## Activity:
Once you find a line containing the word "Details" in the entries below, copy it.

## Data in this exercise:
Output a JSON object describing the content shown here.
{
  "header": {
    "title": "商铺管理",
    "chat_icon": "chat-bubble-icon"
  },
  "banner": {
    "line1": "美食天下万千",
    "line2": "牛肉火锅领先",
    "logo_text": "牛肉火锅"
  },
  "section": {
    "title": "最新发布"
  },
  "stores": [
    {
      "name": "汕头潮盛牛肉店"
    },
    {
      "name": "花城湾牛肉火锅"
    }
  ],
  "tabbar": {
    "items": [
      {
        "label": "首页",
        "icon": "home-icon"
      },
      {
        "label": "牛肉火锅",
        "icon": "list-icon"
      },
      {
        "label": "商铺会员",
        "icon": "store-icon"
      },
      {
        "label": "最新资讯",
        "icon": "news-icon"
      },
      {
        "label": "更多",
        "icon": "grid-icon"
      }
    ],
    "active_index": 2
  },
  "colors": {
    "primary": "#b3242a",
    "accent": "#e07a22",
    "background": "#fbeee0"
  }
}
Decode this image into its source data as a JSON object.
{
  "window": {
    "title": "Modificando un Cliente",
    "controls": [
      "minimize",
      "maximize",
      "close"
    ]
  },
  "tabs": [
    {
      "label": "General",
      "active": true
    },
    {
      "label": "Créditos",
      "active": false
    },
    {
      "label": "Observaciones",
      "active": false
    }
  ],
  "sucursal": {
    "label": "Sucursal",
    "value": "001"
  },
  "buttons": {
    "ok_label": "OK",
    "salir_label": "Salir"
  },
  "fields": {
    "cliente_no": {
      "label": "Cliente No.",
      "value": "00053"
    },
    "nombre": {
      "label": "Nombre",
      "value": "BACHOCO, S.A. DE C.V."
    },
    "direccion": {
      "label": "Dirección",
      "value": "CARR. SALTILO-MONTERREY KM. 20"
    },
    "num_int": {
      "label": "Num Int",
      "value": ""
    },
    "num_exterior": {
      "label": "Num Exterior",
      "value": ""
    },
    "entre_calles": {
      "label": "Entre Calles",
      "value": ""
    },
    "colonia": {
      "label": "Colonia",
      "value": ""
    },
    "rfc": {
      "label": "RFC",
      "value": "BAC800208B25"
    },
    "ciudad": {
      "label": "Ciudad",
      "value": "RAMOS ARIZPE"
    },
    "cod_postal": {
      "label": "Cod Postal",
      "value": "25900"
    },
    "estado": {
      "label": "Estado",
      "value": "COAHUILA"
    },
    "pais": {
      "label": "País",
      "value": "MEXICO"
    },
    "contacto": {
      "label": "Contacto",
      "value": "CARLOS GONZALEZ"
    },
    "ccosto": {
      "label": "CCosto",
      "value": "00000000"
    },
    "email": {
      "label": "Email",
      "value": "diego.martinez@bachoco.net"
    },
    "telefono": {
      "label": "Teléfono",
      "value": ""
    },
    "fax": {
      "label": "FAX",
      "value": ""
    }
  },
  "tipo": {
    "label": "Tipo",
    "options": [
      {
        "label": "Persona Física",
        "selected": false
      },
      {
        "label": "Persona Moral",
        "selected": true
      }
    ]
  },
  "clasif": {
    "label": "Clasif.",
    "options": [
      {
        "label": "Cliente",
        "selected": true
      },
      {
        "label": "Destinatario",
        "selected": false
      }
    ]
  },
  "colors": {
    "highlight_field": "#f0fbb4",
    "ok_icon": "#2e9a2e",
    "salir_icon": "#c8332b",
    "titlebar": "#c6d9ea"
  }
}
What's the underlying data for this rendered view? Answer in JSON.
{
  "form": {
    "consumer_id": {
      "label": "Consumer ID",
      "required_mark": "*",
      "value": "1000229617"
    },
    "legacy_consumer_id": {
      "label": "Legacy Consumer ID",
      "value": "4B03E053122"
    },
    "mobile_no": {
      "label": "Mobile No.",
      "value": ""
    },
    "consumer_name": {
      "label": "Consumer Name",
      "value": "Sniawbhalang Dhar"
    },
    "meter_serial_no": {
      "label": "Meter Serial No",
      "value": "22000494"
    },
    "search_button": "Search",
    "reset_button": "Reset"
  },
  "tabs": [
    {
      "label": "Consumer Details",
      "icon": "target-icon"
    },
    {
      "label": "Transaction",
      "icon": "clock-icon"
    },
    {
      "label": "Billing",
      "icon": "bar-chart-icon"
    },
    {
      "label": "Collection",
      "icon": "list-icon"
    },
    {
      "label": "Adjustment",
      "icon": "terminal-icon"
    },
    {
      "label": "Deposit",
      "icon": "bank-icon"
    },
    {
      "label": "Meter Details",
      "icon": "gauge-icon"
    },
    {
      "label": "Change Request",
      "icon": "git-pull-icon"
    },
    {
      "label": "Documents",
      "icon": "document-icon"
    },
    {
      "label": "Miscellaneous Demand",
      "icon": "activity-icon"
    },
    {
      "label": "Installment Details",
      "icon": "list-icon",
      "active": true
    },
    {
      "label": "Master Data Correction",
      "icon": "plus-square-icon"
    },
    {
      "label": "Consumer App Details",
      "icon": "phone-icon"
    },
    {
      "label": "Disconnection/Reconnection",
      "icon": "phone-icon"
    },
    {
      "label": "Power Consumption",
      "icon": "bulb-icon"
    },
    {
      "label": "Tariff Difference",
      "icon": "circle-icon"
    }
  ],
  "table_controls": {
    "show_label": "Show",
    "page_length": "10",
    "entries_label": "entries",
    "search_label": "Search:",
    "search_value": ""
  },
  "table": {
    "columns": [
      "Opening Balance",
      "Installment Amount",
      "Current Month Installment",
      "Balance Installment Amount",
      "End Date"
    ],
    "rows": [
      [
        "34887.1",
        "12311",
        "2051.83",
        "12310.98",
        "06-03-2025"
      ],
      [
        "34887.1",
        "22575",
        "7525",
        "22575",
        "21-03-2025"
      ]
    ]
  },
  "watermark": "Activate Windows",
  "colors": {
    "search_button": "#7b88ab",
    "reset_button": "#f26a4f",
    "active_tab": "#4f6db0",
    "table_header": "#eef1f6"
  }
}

## Solution to this problem:
      "label": "Consumer Details",
      "label": "Meter Details",
      "label": "Installment Details",
      "label": "Consumer App Details",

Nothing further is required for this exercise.